#### Problem details:
Look over the entries and say how many lines include the word "Career". Only the number, please.
Listed entries: Begin
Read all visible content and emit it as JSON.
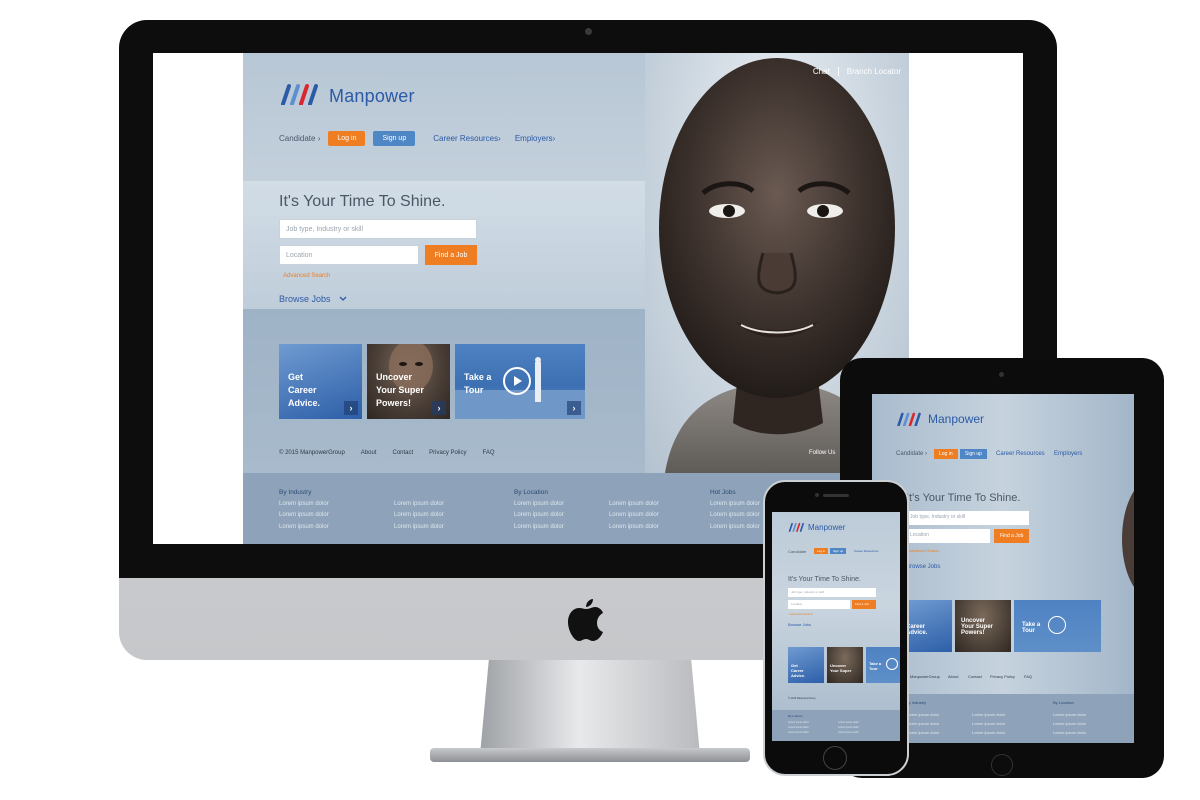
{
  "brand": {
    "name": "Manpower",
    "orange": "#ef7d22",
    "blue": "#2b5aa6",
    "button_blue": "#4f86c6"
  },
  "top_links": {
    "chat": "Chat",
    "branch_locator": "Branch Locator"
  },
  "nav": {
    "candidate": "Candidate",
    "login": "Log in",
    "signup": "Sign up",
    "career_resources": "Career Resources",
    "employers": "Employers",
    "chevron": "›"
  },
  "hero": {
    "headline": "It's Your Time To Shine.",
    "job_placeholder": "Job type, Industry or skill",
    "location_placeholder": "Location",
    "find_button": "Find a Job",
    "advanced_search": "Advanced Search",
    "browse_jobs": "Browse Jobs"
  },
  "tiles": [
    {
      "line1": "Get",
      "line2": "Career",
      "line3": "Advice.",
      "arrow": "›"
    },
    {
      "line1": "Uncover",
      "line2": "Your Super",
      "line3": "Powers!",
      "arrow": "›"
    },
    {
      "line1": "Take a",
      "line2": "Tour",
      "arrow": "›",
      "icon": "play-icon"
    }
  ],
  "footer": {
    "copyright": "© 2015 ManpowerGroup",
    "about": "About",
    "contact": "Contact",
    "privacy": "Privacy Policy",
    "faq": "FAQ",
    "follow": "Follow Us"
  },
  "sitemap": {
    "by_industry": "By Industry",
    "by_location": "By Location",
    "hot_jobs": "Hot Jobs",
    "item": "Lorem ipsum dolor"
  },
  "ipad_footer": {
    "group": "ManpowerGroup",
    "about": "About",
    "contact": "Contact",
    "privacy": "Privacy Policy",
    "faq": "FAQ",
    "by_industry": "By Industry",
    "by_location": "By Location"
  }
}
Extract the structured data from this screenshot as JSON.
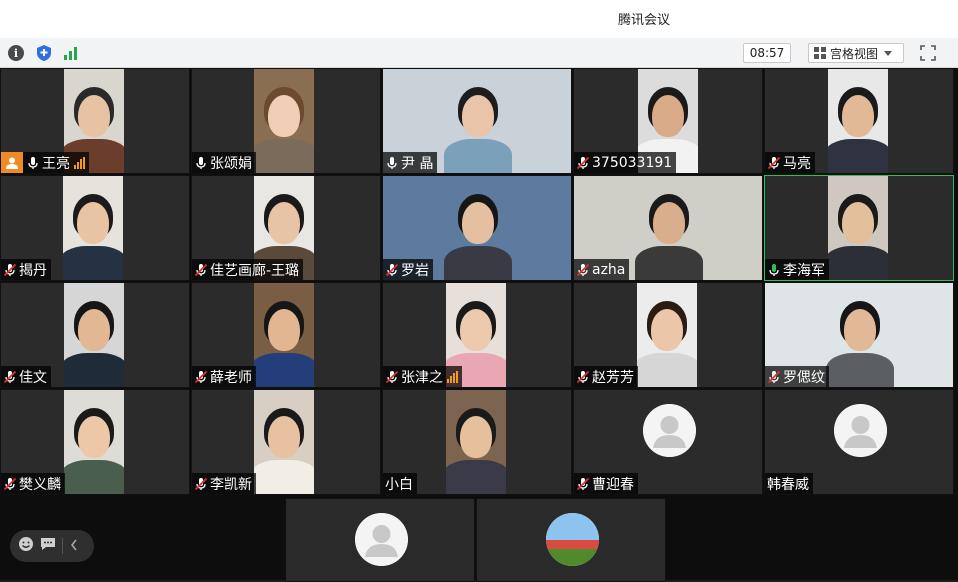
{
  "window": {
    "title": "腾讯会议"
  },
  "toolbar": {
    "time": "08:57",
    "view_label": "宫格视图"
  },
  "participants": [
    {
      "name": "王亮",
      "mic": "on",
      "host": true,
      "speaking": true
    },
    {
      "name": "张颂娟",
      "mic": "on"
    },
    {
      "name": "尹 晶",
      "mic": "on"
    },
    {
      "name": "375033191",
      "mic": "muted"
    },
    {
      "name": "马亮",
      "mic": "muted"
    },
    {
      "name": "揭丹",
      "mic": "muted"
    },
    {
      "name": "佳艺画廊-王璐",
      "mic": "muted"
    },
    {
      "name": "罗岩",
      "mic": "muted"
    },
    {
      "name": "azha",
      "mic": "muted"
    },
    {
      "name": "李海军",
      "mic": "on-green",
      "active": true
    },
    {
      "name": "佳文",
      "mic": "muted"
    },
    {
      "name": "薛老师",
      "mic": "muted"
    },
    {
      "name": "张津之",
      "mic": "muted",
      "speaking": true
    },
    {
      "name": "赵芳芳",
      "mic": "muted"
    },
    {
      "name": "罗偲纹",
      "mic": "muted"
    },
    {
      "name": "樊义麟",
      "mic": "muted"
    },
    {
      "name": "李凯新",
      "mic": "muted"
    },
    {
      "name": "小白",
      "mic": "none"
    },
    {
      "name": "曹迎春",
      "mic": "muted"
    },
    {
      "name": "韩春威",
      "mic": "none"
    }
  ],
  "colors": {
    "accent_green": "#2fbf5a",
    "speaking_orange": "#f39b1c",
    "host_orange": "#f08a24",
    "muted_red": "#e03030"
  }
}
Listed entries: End
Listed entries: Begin
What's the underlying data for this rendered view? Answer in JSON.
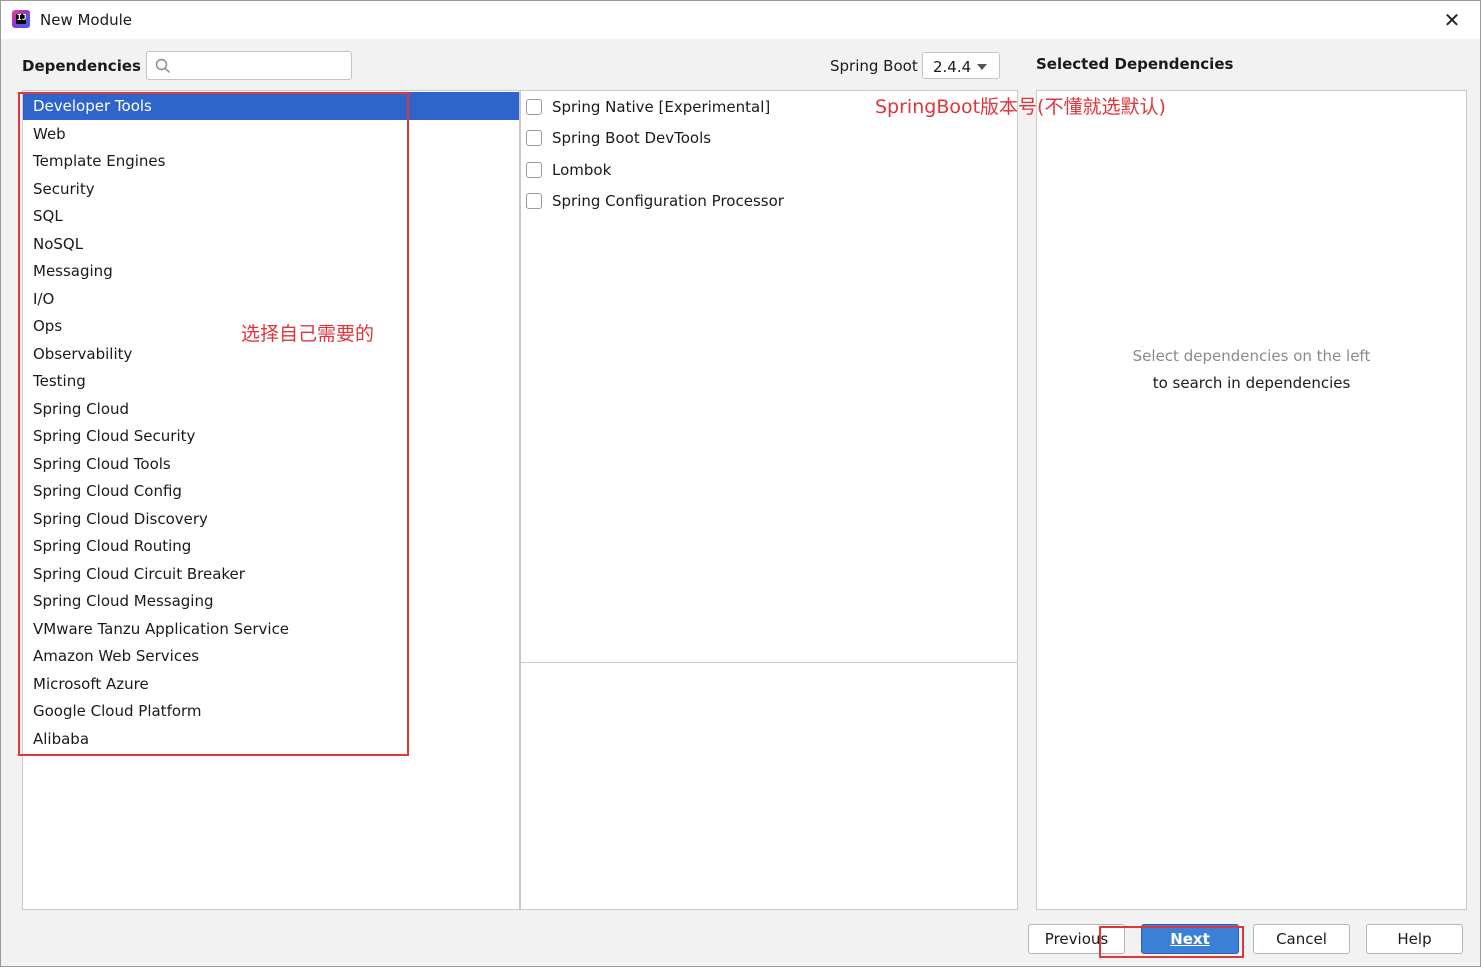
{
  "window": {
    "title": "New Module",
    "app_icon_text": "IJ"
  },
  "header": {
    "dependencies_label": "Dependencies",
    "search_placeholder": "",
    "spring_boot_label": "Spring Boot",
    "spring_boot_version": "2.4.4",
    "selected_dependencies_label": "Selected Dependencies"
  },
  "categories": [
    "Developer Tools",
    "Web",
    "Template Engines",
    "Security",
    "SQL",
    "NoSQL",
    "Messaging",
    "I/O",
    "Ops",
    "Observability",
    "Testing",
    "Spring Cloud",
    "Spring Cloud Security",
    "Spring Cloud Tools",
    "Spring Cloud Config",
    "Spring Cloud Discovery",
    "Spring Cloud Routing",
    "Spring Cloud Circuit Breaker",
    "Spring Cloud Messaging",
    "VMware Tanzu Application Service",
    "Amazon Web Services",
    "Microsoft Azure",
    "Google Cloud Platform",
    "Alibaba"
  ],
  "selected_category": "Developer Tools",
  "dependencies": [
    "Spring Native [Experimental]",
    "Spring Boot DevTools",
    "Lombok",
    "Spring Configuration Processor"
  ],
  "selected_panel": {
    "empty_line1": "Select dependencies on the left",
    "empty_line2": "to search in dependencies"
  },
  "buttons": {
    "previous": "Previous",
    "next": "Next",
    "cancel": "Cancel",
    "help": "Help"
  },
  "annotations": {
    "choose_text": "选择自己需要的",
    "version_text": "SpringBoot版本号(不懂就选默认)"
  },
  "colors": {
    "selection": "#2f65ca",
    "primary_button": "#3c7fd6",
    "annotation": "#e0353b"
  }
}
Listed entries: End
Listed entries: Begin
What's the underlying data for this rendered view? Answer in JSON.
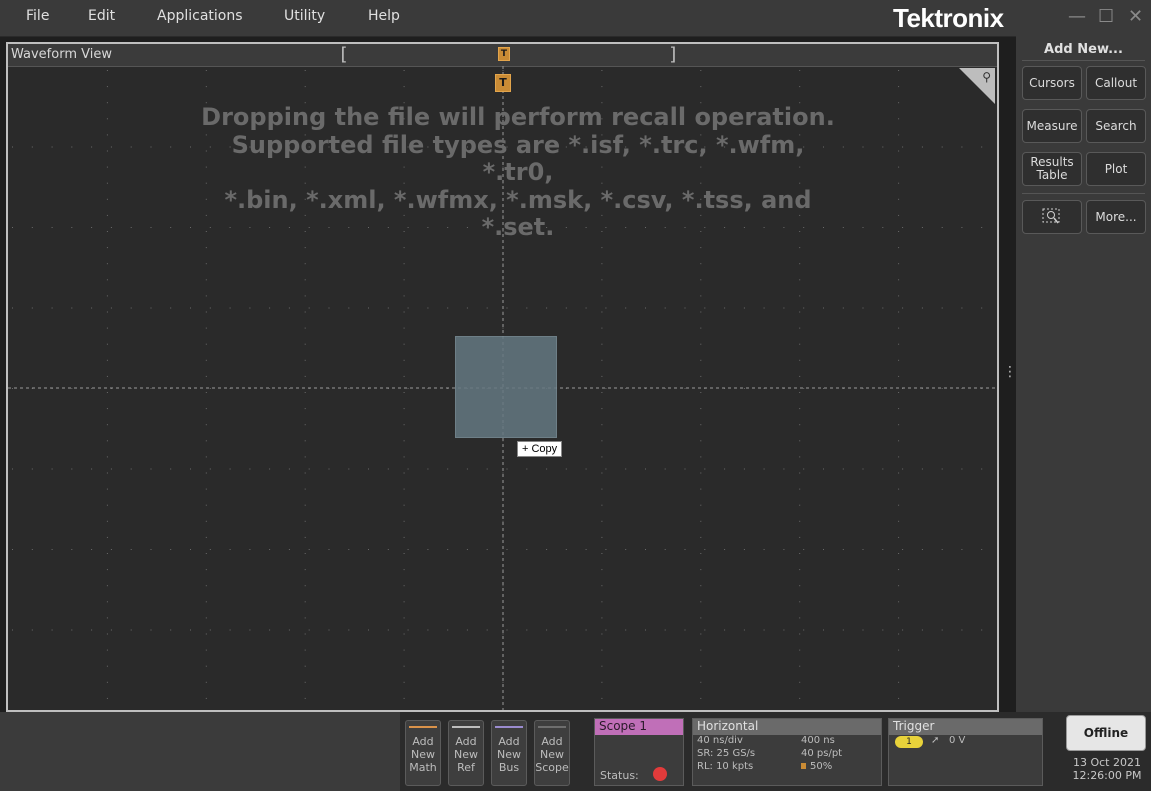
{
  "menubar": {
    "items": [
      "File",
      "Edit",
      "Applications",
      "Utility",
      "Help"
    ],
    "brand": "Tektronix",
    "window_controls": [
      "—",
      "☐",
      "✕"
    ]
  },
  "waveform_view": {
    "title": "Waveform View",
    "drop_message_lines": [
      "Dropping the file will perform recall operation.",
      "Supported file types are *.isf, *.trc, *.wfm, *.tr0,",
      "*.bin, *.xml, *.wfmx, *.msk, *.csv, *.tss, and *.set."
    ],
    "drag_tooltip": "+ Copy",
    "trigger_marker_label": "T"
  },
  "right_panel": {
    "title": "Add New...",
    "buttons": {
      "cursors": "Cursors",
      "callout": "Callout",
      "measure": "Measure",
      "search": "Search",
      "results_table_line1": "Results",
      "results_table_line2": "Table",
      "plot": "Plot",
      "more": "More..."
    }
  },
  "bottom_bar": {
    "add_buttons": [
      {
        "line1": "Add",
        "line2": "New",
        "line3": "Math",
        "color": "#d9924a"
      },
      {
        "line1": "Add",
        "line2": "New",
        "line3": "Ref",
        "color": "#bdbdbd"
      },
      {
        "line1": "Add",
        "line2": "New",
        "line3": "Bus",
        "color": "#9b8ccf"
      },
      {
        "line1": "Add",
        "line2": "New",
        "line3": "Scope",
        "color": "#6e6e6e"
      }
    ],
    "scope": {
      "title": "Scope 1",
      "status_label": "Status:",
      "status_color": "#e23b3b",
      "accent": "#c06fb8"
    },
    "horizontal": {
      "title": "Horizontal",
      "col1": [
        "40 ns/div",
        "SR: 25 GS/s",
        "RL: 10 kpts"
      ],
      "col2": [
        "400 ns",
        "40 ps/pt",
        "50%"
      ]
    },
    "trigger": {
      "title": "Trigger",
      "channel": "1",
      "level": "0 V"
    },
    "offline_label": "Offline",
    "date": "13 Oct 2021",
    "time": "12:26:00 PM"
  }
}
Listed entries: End
#### Result for this exercise:
2